Cajamarca in Northern Peru has been a part of our work since 2017. Much more easily accessible than many regions in which we work, the area offers clear quality and logistical benefits.
Flavor-wise, Cajamarca coffees tend bright and sweet, with high tropical citrus notes like sweet lime and Meyer lemon, subtle but distinct florality like peach blossom and apple blossom, and sweetness like honeys ranging from light to dark. Like Amazonas (also in Northern Peru), the climate tends cool and humid, slowing both cherry maturation and drying for the fullest flavor development possible.
Terrain & history
The second capital of the Inca Empire, Cajamarca had everything the empire needed: a wealth of gold and silver for palace construction, large grasslands for agriculture and grazing, and an all-important gateway for the Inca colonization of Ecuador and Colombia. In the realm of modern Peru coffee, Cajmarca still has it all. Quality is fantastic as detailed above, and access is profoundly developed in comparison to the regions we usually gravitate towards.
In 2023, you can travel from Lima to Jaen by plane (about 2 hours), then make it to the coffee-growing areas by car in 2-3 hours. The road is in good condition, although full of sharp curves. Coming from Lima by road, it takes about 24 hours to reach the highest coffee-growing areas of Cajamarca. Because access is so easy, Cajamarca is home to a very competitive buying market where producers have a lot of options of where to sell their coffee.

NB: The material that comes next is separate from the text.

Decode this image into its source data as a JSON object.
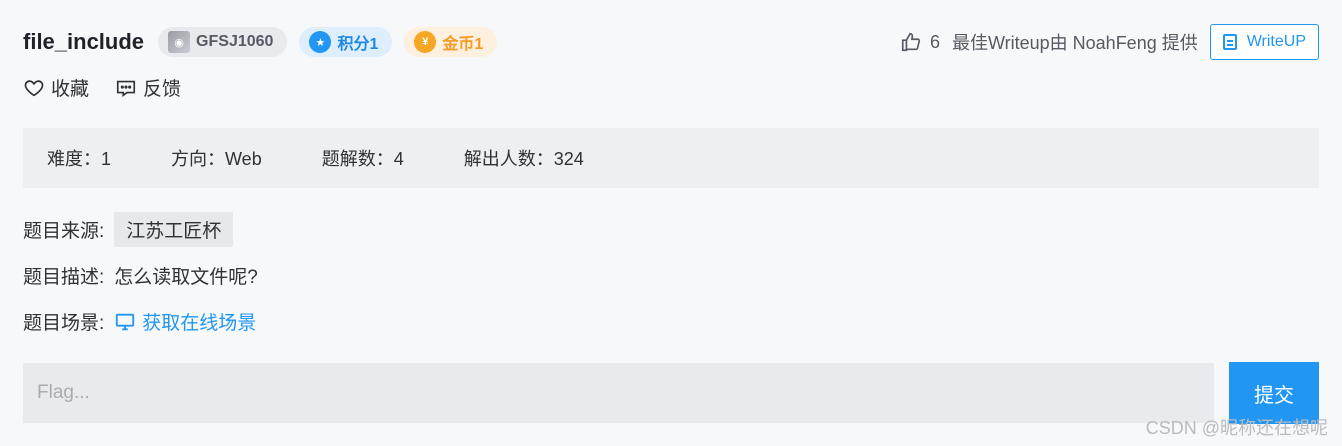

At almost 34,000 km, the Cajamarca jungle is primarily located in the provinces of Jaen and San Ignacio, both with heights that exceed 2,200 masl. The Jaen jungle is hot and not wooded like you’d expect, a different kind of forest called Ceja de Selva. San Ignacio is more wooded and cooler, with more vegetation.

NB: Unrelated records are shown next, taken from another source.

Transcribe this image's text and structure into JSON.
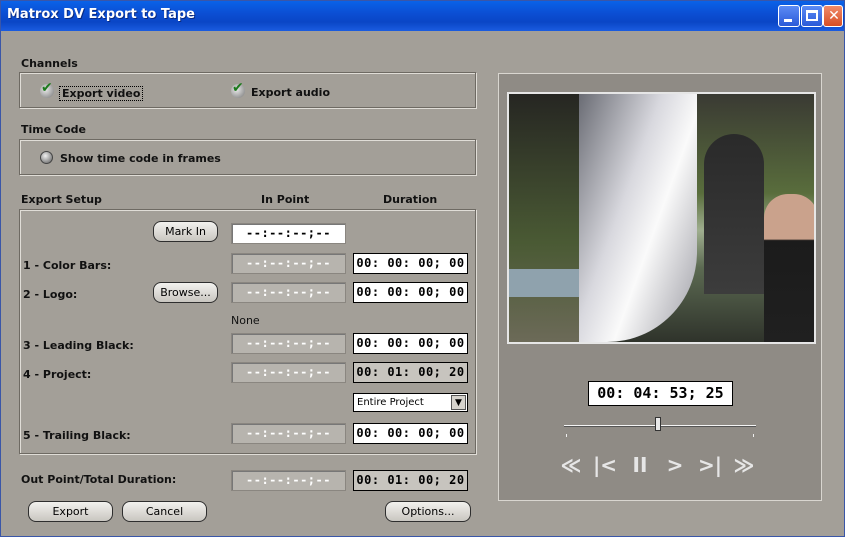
{
  "window": {
    "title": "Matrox DV Export to Tape"
  },
  "channels": {
    "heading": "Channels",
    "export_video": {
      "label": "Export video",
      "checked": true
    },
    "export_audio": {
      "label": "Export audio",
      "checked": true
    }
  },
  "time_code": {
    "heading": "Time Code",
    "show_frames": {
      "label": "Show time code in frames",
      "selected": false
    }
  },
  "export_setup": {
    "heading": "Export Setup",
    "col_in_point": "In Point",
    "col_duration": "Duration",
    "mark_in": {
      "label": "Mark In",
      "value": "--:--:--;--"
    },
    "rows": [
      {
        "label": "1 - Color Bars:",
        "in_point": "--:--:--;--",
        "duration": "00: 00: 00; 00"
      },
      {
        "label": "2 - Logo:",
        "button": "Browse...",
        "in_point": "--:--:--;--",
        "duration": "00: 00: 00; 00",
        "note": "None"
      },
      {
        "label": "3 - Leading Black:",
        "in_point": "--:--:--;--",
        "duration": "00: 00: 00; 00"
      },
      {
        "label": "4 - Project:",
        "in_point": "--:--:--;--",
        "duration": "00: 01: 00; 20",
        "dropdown": "Entire Project"
      },
      {
        "label": "5 - Trailing Black:",
        "in_point": "--:--:--;--",
        "duration": "00: 00: 00; 00"
      }
    ],
    "out_point": {
      "label": "Out Point/Total Duration:",
      "in_point": "--:--:--;--",
      "duration": "00: 01: 00; 20"
    }
  },
  "footer": {
    "export": "Export",
    "cancel": "Cancel",
    "options": "Options..."
  },
  "preview": {
    "timecode": "00: 04: 53; 25",
    "position_fraction": 0.49,
    "transport": [
      "rewind-icon",
      "go-to-start-icon",
      "pause-icon",
      "play-icon",
      "go-to-end-icon",
      "fast-forward-icon"
    ]
  }
}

Much like the highest heights of the Amazonas jungle, the highest areas of these provinces remained isolated for a long time; it was only at the beginning of the last century that migrants from the Andes of Cajamarca and Piura populated all these lands as they are now. Like Amazonas, improved access roads and modernization over time have helped the coffee trade thrive.
Modern growth in coffee & beyond

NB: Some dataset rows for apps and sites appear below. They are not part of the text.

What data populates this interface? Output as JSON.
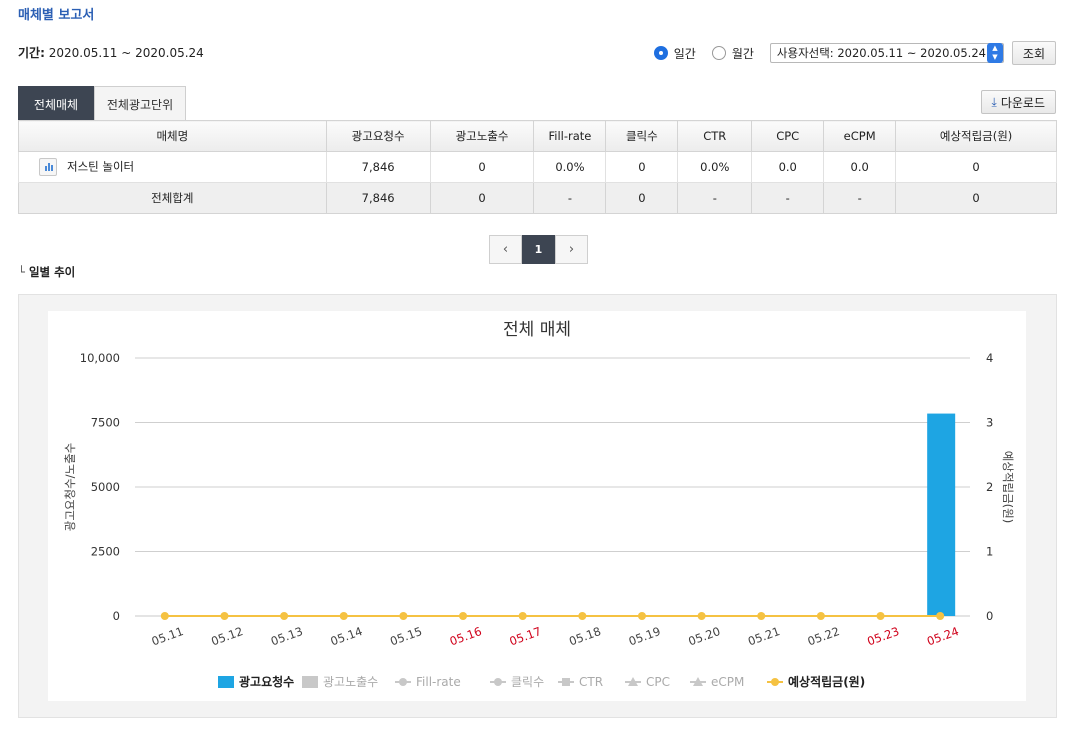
{
  "header": {
    "title": "매체별 보고서"
  },
  "period": {
    "label": "기간:",
    "value": "2020.05.11 ~ 2020.05.24"
  },
  "controls": {
    "daily_label": "일간",
    "monthly_label": "월간",
    "date_select_value": "사용자선택: 2020.05.11 ~ 2020.05.24",
    "search_label": "조회"
  },
  "tabs": [
    {
      "label": "전체매체",
      "active": true
    },
    {
      "label": "전체광고단위",
      "active": false
    }
  ],
  "download_label": "다운로드",
  "table": {
    "headers": [
      "매체명",
      "광고요청수",
      "광고노출수",
      "Fill-rate",
      "클릭수",
      "CTR",
      "CPC",
      "eCPM",
      "예상적립금(원)"
    ],
    "rows": [
      [
        "저스틴 놀이터",
        "7,846",
        "0",
        "0.0%",
        "0",
        "0.0%",
        "0.0",
        "0.0",
        "0"
      ]
    ],
    "total": [
      "전체합계",
      "7,846",
      "0",
      "-",
      "0",
      "-",
      "-",
      "-",
      "0"
    ]
  },
  "pagination": {
    "prev": "‹",
    "current": "1",
    "next": "›"
  },
  "section_label": "일별 추이",
  "colors": {
    "accent": "#2b5fb4",
    "bar": "#1ea5e3",
    "line": "#f5c242",
    "weekend": "#d0021b"
  },
  "chart_data": {
    "type": "bar",
    "title": "전체 매체",
    "ylabel": "광고요청수/노출수",
    "y2label": "예상적립금(원)",
    "categories": [
      "05.11",
      "05.12",
      "05.13",
      "05.14",
      "05.15",
      "05.16",
      "05.17",
      "05.18",
      "05.19",
      "05.20",
      "05.21",
      "05.22",
      "05.23",
      "05.24"
    ],
    "weekend_categories": [
      "05.16",
      "05.17",
      "05.23",
      "05.24"
    ],
    "ylim": [
      0,
      10000
    ],
    "y_ticks": [
      "0",
      "2500",
      "5000",
      "7500",
      "10,000"
    ],
    "y2lim": [
      0,
      4
    ],
    "y2_ticks": [
      "0",
      "1",
      "2",
      "3",
      "4"
    ],
    "grid": true,
    "legend_placement": "bottom",
    "series": [
      {
        "name": "광고요청수",
        "type": "bar",
        "axis": "left",
        "values": [
          0,
          0,
          0,
          0,
          0,
          0,
          0,
          0,
          0,
          0,
          0,
          0,
          0,
          7846
        ],
        "active": true,
        "color": "#1ea5e3"
      },
      {
        "name": "광고노출수",
        "type": "bar",
        "axis": "left",
        "values": [
          0,
          0,
          0,
          0,
          0,
          0,
          0,
          0,
          0,
          0,
          0,
          0,
          0,
          0
        ],
        "active": false,
        "color": "#c8c8c8"
      },
      {
        "name": "Fill-rate",
        "type": "line",
        "active": false,
        "color": "#c8c8c8"
      },
      {
        "name": "클릭수",
        "type": "line",
        "active": false,
        "color": "#c8c8c8"
      },
      {
        "name": "CTR",
        "type": "line",
        "active": false,
        "color": "#c8c8c8"
      },
      {
        "name": "CPC",
        "type": "line",
        "active": false,
        "color": "#c8c8c8"
      },
      {
        "name": "eCPM",
        "type": "line",
        "active": false,
        "color": "#c8c8c8"
      },
      {
        "name": "예상적립금(원)",
        "type": "line",
        "axis": "right",
        "values": [
          0,
          0,
          0,
          0,
          0,
          0,
          0,
          0,
          0,
          0,
          0,
          0,
          0,
          0
        ],
        "active": true,
        "color": "#f5c242"
      }
    ]
  }
}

Every year’s visit to Cajamarca brings new, positive developments. The producers work to improve their coffee each year, replacing Catimore with other varieties that offer better cup quality, improving cultivation techniques, increasing productivity through more spacing between plants, investing in processing infrastructure, and more.
Farmers in this area know they have a privileged land and altitude that other regions lack and try to make the most of their situation. There’s an air of healthy competition within producer communities that drives a lot of this improvement, as well as wages that typically allow for reinvestment.
The arrival of phone and internet gave the region a further boost. Before these advents, producers’ children had to travel long distances from home to access education and opportunity, but now these opportunities are accessible locally. A clear example of this is one producer partner, a 28-year-old man who works towards an online accounting degree on nights and weekends. Not having to leave in order to learn means he can stay with his parents and continue to work the farm, while contributing new knowledge to the family that they wouldn’t otherwise have access to. The presence of younger generations on the farms is vital for their continuity, since without them these farms would likely be abandoned for better opportunities elsewhere.
|Interested in sourcing coffee with us? Reach out at firstname.lastname@example.org. To learn more about our work, check out our journal and follow us on Instagram @redfoxcoffeemerchants, Twitter @redfoxcoffee, Spotify, and YouTube.